● Goal of the exercise
Find the lines below that contain the string "parenting". Copy each one.

____________________

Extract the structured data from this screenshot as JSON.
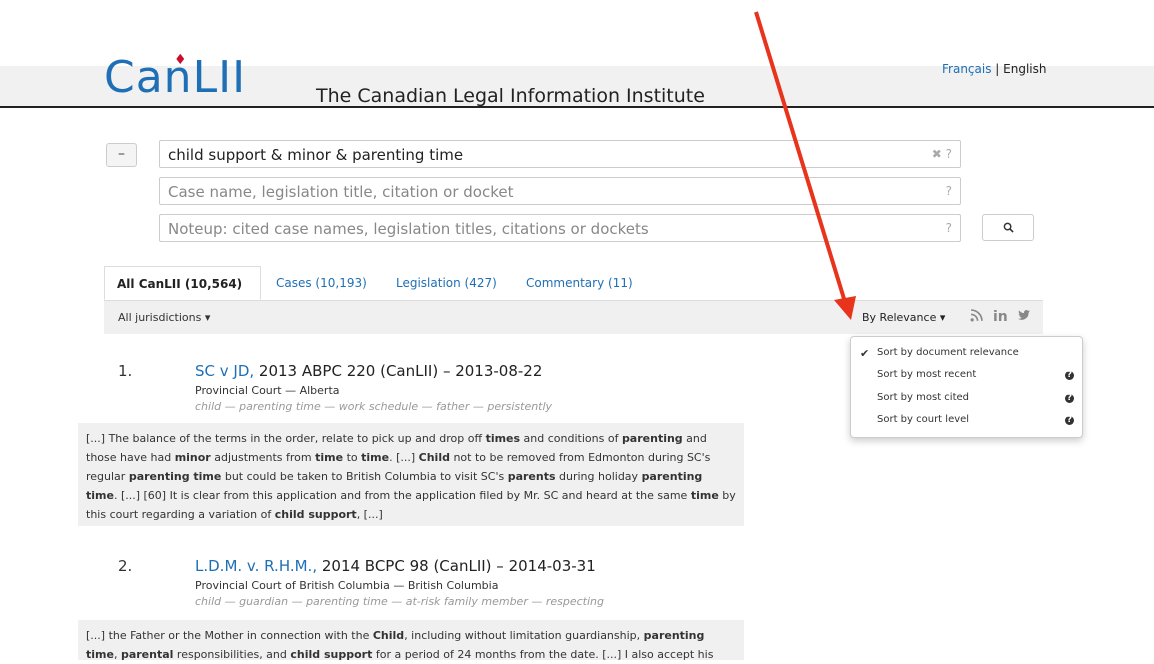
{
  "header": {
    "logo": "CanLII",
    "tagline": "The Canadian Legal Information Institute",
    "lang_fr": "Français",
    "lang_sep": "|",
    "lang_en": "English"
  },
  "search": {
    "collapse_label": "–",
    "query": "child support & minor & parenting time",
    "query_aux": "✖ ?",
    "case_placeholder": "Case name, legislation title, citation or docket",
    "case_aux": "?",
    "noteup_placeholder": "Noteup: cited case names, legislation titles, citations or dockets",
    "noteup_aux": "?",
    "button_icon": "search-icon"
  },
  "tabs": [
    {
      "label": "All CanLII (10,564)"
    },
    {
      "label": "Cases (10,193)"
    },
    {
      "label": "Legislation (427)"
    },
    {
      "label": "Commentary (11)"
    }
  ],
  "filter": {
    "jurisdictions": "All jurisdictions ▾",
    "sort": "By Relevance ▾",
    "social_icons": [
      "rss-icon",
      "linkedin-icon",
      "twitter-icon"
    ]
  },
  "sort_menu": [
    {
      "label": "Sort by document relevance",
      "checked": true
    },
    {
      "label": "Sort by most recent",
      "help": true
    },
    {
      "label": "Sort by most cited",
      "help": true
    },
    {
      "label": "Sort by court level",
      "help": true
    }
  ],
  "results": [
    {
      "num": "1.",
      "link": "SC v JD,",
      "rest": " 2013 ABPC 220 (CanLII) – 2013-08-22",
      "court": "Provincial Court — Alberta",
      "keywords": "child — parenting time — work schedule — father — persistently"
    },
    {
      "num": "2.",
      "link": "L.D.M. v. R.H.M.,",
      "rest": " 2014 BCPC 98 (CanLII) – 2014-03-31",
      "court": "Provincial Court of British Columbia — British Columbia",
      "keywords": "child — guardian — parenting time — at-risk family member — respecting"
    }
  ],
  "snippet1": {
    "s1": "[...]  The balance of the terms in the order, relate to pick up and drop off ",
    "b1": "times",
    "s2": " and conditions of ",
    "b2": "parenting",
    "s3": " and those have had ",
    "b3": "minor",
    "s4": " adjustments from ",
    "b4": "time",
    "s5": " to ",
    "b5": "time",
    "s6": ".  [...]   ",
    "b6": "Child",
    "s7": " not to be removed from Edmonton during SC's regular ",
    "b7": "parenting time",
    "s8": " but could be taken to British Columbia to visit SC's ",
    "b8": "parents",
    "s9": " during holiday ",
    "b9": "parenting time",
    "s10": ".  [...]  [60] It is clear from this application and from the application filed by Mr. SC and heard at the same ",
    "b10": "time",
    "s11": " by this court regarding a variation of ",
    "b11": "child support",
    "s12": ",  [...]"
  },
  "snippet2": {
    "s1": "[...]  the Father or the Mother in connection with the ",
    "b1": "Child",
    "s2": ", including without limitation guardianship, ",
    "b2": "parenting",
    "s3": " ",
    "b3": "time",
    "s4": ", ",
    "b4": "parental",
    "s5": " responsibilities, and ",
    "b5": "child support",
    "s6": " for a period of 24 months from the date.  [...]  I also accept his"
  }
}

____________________

● Result for this exercise
    "query": "child support & minor & parenting time",
      "keywords": "child — parenting time — work schedule — father — persistently"
      "keywords": "child — guardian — parenting time — at-risk family member — respecting"
    "b2": "parenting",
    "b7": "parenting time",
    "b9": "parenting time",
    "b2": "parenting",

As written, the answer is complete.